§ **Your task**
Which lines in the listing below contain "this"? Copy each of them.

§ **Data listing**
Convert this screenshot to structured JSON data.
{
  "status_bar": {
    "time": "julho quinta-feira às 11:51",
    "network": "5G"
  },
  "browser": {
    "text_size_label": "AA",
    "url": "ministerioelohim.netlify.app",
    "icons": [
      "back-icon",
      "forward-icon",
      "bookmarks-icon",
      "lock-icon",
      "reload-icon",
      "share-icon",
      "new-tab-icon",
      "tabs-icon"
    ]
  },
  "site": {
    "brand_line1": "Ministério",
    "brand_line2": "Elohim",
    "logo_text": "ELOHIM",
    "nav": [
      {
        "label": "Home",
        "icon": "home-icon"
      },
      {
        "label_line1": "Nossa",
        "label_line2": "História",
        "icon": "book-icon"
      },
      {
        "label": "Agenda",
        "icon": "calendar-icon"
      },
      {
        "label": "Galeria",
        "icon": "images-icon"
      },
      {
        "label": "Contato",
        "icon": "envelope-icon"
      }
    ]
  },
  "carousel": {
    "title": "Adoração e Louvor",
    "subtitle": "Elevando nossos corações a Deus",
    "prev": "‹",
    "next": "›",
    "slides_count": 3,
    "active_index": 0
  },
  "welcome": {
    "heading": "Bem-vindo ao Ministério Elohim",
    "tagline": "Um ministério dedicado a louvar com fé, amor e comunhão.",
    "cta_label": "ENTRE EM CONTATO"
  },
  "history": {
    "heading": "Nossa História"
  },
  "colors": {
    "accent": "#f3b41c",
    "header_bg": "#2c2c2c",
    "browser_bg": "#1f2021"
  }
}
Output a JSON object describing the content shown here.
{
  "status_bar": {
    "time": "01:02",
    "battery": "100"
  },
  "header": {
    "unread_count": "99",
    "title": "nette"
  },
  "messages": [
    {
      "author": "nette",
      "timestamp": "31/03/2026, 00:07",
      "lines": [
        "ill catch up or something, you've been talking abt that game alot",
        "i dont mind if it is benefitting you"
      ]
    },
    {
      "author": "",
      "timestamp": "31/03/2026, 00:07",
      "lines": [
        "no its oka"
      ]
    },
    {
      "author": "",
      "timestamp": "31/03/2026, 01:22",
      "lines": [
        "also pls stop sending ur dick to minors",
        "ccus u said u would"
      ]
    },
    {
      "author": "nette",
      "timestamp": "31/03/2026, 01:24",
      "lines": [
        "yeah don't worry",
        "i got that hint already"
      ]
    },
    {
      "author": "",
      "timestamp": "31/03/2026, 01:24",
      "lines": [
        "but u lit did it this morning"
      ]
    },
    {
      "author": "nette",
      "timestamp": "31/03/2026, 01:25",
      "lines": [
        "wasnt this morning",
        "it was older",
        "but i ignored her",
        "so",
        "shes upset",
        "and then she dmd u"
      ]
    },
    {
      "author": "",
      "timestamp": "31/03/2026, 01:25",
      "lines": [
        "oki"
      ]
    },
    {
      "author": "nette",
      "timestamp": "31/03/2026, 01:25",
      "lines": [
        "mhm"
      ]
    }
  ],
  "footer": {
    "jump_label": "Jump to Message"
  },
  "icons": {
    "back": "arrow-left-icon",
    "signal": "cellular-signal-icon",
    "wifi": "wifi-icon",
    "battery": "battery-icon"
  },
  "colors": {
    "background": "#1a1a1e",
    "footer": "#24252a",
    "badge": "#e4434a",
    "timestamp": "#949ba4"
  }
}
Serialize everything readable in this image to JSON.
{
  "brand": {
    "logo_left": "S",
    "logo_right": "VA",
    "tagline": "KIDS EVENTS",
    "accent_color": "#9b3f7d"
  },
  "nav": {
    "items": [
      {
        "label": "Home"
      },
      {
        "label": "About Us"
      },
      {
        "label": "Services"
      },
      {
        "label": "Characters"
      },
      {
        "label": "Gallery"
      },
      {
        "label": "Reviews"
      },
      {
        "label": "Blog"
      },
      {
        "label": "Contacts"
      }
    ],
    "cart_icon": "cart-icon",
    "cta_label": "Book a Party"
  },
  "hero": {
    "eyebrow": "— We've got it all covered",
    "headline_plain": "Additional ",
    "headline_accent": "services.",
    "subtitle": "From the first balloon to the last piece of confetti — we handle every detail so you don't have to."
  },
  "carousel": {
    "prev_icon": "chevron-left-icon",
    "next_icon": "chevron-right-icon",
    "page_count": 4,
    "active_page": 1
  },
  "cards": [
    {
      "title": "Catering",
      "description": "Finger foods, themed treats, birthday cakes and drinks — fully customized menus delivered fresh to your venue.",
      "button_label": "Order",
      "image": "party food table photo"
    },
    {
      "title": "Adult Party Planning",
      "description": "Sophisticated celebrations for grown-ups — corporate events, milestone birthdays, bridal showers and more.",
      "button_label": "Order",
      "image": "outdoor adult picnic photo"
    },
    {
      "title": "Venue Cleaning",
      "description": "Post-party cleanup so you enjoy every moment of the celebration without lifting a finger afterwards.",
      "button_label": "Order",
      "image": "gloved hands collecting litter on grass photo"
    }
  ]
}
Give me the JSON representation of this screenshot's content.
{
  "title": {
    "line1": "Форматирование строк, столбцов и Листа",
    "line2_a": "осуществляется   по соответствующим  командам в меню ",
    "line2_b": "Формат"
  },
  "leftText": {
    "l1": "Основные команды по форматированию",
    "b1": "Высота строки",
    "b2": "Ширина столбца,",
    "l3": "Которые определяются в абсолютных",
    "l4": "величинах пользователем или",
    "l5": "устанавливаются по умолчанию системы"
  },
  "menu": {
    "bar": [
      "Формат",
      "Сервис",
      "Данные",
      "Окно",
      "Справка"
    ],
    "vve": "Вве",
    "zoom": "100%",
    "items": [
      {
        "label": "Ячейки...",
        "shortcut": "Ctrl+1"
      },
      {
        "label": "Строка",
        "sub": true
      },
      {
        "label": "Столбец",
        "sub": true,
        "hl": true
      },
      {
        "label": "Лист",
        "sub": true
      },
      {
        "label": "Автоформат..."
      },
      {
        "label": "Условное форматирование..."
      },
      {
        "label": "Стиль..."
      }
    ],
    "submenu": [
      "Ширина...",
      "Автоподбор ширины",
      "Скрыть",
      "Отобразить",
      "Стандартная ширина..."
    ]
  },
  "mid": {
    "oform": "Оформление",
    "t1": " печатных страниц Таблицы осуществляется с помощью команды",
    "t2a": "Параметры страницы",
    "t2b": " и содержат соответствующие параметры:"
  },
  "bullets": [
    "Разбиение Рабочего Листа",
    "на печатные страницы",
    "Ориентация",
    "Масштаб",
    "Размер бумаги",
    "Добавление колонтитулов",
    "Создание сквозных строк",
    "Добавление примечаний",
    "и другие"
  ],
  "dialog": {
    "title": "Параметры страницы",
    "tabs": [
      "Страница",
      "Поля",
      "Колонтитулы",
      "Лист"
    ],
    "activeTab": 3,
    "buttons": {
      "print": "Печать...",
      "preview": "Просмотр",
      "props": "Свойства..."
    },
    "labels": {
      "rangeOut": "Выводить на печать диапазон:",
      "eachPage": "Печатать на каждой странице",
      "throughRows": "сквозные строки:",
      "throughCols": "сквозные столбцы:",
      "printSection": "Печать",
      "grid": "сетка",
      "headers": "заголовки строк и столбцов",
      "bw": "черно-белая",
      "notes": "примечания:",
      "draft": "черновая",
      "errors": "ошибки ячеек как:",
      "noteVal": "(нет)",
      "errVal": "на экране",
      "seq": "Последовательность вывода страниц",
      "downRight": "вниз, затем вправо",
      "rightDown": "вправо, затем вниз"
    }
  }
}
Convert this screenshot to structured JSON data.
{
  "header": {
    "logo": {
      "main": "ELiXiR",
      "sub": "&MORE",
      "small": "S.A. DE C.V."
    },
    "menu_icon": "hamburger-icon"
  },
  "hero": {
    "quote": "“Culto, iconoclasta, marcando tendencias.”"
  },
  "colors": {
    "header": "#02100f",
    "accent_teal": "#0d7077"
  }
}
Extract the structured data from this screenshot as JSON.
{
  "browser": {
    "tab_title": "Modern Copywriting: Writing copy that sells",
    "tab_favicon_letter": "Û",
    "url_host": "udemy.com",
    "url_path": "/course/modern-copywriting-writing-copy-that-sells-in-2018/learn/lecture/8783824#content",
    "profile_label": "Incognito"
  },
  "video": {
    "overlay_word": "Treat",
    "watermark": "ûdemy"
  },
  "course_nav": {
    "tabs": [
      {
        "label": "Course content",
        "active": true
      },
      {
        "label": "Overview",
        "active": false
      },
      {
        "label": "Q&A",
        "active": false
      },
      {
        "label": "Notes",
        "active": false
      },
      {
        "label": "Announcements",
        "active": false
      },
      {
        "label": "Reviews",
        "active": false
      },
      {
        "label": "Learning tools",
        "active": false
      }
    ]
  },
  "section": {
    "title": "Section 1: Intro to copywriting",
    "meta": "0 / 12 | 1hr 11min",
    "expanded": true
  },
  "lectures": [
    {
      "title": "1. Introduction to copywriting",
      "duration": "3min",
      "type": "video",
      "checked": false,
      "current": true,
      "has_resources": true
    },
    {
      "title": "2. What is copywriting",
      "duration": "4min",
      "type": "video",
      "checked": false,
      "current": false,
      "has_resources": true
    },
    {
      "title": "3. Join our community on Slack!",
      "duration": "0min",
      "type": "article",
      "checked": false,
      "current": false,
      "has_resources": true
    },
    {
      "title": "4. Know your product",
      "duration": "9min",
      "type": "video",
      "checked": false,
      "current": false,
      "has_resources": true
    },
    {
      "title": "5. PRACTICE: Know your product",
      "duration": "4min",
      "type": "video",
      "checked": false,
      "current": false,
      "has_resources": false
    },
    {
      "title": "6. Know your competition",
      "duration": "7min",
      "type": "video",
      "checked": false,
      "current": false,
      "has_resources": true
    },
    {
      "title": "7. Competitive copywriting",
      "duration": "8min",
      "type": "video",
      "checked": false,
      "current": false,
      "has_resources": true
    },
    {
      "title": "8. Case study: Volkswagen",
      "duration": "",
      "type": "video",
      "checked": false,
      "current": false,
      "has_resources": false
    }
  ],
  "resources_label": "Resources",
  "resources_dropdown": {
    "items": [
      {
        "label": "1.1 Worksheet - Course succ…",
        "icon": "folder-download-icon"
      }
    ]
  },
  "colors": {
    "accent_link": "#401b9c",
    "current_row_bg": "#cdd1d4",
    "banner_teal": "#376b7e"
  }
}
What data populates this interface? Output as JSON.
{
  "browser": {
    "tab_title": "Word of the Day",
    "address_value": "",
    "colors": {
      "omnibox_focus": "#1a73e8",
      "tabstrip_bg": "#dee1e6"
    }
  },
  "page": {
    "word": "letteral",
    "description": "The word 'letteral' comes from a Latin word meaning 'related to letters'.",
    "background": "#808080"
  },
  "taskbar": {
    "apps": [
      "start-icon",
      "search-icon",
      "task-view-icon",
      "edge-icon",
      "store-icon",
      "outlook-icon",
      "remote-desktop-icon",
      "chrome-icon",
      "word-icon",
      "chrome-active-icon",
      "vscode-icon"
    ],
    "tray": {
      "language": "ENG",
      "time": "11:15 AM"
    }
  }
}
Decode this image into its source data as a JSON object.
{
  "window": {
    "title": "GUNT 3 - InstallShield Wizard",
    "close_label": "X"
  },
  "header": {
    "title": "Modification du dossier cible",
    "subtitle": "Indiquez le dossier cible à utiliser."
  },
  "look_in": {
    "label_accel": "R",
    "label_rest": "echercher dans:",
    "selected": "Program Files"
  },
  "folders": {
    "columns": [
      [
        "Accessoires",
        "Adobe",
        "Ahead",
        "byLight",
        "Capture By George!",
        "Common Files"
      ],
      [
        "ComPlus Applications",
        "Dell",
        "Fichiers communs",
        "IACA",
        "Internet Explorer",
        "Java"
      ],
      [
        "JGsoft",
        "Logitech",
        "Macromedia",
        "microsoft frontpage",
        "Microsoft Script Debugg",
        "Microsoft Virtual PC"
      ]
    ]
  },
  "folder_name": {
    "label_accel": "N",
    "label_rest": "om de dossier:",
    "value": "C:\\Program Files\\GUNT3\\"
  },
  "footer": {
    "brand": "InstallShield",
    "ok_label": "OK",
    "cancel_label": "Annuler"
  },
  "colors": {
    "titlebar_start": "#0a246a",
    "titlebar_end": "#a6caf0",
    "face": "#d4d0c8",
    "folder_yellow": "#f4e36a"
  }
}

§ **Task result**
Convert this screenshot to structured JSON data.
        "but u lit did it this morning"
        "wasnt this morning",
Serialize everything readable in this image to JSON.
Give me the JSON representation of this screenshot's content.
Convert this screenshot to structured JSON data.
Extract the structured data from this screenshot as JSON.
What data populates this interface? Output as JSON.
Decode this image into its source data as a JSON object.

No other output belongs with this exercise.